◆ **Input for this task**:
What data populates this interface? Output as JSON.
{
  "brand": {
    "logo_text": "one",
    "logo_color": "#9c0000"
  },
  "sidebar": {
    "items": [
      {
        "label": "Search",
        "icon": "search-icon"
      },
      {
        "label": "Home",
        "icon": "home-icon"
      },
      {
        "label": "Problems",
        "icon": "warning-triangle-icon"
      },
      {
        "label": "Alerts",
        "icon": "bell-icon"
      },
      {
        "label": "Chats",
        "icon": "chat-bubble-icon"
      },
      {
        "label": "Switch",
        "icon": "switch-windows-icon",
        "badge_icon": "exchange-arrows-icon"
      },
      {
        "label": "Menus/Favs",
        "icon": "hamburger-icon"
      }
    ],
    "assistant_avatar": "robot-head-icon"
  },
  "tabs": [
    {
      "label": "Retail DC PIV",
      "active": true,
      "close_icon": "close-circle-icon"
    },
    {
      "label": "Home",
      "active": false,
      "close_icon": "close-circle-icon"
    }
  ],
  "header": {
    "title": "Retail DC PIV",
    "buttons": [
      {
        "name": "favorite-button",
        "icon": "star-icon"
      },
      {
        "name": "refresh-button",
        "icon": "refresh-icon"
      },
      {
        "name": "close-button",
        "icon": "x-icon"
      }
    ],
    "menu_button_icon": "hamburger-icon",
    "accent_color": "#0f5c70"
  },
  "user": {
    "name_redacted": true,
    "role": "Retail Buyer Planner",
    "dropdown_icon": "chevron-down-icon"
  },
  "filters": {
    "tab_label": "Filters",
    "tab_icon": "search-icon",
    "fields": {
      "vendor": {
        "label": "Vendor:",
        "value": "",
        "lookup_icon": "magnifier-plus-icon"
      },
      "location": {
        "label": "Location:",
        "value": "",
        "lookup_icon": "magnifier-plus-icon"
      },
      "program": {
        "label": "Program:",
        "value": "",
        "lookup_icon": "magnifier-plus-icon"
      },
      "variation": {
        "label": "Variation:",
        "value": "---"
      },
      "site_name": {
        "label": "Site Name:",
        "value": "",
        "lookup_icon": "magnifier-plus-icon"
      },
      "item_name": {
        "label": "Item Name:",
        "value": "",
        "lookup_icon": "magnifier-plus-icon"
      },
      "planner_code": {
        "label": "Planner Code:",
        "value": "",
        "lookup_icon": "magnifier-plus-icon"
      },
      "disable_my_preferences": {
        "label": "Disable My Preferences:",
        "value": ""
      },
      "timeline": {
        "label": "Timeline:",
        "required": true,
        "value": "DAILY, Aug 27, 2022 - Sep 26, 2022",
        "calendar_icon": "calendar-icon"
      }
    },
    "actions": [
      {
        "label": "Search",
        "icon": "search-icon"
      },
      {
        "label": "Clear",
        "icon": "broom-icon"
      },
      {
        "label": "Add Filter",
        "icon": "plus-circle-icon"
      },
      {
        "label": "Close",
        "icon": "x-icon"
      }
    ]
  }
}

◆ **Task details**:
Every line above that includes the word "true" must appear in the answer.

◆ **Answer box**:
      "active": true,
    "name_redacted": true,
        "required": true,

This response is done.